### WHAT YOU WILL DO
Beginning at the line that contains "Extract the structured", write out each remaining line of the entries below exactly as it stands.

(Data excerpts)
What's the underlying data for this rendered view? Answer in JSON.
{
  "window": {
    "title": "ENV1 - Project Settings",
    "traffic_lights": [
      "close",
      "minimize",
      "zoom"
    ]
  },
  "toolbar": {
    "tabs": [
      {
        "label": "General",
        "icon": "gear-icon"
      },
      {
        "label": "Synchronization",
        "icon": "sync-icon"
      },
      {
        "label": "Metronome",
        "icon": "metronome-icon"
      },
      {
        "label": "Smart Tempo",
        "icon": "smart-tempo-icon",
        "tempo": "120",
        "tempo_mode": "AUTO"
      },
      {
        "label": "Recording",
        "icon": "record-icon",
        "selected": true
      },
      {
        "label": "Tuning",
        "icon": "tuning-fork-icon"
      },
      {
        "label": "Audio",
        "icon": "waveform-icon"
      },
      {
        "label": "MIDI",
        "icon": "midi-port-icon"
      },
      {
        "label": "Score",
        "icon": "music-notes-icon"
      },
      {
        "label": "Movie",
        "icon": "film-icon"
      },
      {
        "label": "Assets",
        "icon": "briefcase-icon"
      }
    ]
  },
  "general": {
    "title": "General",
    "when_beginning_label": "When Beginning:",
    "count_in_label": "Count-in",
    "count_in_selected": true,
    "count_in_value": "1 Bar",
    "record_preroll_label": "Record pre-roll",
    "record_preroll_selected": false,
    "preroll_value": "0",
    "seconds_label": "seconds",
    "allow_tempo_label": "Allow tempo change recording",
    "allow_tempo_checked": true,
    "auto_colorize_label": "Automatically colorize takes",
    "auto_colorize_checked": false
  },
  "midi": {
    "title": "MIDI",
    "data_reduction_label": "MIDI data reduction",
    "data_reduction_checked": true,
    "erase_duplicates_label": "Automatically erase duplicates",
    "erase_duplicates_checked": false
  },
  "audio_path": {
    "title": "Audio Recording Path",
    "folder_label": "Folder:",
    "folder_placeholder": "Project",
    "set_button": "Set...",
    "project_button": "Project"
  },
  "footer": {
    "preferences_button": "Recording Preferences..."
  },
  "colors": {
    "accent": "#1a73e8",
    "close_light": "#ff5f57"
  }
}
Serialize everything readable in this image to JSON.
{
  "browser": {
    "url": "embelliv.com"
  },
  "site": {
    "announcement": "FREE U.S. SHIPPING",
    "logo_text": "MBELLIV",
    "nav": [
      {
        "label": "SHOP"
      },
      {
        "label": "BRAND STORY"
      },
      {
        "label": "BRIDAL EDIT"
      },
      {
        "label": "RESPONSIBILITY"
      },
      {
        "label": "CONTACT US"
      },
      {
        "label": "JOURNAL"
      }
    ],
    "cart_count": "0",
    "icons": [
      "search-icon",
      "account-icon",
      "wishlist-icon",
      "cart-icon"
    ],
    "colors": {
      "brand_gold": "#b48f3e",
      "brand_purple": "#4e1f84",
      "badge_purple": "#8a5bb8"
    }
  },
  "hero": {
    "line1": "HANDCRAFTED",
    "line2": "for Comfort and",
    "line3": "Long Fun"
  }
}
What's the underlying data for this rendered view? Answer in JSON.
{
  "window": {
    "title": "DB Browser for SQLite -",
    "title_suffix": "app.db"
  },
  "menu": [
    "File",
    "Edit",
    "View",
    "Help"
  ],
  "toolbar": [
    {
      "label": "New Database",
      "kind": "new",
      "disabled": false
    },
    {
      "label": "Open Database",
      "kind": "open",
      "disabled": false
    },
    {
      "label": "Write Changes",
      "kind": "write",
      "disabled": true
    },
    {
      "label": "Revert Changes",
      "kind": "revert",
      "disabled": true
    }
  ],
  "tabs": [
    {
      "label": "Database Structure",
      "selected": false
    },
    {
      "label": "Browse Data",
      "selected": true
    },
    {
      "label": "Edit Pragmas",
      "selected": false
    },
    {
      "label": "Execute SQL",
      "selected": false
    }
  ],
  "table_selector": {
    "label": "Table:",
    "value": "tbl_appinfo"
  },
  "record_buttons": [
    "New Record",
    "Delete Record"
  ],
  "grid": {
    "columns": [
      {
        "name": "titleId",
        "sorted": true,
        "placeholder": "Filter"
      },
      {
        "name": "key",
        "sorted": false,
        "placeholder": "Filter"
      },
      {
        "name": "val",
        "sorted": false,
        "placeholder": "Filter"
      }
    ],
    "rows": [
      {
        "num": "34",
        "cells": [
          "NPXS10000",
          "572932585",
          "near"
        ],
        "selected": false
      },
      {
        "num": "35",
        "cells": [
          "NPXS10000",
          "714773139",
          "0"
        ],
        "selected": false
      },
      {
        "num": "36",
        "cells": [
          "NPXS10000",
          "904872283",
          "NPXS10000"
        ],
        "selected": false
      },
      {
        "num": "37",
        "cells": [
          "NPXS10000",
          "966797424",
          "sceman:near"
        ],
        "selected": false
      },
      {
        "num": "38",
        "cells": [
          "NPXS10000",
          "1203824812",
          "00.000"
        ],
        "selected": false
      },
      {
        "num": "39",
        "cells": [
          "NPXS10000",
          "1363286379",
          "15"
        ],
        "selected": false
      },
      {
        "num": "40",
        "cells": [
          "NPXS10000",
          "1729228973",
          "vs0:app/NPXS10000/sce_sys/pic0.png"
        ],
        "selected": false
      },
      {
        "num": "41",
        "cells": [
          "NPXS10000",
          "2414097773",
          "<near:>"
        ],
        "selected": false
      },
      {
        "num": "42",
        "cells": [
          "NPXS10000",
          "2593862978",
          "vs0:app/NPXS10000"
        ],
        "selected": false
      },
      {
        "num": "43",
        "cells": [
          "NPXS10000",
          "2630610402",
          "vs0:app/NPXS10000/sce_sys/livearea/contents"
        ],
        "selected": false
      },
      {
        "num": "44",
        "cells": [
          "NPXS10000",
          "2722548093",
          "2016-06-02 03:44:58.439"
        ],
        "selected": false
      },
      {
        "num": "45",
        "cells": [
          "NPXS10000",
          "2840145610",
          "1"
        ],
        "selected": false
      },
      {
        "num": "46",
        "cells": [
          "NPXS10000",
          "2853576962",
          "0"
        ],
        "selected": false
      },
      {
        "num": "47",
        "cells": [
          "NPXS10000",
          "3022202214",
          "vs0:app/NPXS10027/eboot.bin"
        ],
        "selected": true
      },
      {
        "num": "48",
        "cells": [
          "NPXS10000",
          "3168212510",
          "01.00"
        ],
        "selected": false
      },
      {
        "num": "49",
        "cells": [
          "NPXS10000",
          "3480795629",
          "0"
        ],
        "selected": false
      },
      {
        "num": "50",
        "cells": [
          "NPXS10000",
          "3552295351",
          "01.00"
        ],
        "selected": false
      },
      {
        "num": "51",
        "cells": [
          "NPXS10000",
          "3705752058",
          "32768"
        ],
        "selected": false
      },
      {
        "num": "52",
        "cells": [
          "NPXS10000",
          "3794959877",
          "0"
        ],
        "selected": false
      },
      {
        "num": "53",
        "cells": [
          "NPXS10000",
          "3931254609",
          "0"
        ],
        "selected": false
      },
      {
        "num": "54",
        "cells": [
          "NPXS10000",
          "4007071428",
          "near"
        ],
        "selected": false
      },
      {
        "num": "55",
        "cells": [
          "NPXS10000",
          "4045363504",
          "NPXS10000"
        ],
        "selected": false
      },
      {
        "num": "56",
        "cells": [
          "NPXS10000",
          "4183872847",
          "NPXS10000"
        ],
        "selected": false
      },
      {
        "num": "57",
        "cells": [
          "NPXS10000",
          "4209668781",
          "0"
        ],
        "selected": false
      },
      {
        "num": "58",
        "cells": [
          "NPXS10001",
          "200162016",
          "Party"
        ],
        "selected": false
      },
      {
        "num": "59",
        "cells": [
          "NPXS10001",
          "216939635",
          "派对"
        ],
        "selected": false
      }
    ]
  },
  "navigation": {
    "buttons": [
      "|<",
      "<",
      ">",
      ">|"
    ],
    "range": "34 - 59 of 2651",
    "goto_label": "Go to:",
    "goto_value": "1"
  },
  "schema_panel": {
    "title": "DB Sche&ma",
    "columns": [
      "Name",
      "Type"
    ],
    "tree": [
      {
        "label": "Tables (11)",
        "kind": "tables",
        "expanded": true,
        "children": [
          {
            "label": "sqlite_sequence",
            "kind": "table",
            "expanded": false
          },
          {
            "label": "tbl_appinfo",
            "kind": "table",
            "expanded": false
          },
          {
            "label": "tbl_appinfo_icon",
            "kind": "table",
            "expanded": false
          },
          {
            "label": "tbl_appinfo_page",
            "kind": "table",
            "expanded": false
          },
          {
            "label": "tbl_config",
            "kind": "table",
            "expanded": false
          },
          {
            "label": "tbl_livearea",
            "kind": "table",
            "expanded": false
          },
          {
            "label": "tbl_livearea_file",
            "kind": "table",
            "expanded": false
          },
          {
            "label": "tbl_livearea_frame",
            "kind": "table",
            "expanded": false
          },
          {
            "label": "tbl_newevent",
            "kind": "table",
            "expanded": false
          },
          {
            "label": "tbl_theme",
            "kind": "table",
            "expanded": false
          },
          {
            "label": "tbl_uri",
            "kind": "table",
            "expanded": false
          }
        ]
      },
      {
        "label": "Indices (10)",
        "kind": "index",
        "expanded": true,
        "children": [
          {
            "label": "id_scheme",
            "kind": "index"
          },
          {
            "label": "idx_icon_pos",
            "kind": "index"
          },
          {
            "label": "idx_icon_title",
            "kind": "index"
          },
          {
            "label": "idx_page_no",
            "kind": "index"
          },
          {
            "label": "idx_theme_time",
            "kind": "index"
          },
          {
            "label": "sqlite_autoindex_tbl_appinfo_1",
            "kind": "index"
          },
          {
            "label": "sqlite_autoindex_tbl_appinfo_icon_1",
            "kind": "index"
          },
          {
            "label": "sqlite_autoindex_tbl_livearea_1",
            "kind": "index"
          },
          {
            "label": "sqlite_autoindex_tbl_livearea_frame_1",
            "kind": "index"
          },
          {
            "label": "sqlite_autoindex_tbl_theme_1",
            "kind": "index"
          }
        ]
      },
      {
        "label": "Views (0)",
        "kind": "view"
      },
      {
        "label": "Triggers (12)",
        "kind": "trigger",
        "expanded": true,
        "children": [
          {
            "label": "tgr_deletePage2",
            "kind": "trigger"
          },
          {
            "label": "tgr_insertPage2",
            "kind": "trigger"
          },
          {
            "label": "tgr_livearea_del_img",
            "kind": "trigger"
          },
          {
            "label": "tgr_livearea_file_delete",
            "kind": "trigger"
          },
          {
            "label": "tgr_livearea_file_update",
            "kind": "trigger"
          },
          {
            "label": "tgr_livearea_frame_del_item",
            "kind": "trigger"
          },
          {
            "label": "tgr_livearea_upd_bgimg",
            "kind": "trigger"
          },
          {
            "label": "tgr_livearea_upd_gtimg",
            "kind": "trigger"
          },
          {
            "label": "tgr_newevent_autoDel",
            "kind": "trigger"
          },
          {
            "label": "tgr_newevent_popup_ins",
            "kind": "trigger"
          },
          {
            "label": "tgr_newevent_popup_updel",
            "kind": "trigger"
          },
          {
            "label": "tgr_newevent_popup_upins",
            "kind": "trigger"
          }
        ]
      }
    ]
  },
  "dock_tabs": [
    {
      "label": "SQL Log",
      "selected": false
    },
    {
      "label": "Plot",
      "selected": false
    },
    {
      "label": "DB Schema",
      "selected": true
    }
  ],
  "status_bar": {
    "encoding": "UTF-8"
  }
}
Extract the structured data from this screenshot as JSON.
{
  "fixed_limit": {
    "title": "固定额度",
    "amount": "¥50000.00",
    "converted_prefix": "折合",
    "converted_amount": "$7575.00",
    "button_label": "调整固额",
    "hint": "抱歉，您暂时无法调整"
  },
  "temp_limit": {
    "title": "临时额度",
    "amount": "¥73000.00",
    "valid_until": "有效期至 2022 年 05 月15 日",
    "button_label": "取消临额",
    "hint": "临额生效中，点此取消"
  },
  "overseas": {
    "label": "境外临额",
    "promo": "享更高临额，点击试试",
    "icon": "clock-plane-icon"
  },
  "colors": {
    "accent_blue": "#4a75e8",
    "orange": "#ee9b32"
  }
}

### WRITTEN RESPONSE
Extract the structured data from this screenshot as JSON.
{
  "fixed_limit": {
    "title": "固定额度",
    "amount": "¥50000.00",
    "converted_prefix": "折合",
    "converted_amount": "$7575.00",
    "button_label": "调整固额",
    "hint": "抱歉，您暂时无法调整"
  },
  "temp_limit": {
    "title": "临时额度",
    "amount": "¥73000.00",
    "valid_until": "有效期至 2022 年 05 月15 日",
    "button_label": "取消临额",
    "hint": "临额生效中，点此取消"
  },
  "overseas": {
    "label": "境外临额",
    "promo": "享更高临额，点击试试",
    "icon": "clock-plane-icon"
  },
  "colors": {
    "accent_blue": "#4a75e8",
    "orange": "#ee9b32"
  }
}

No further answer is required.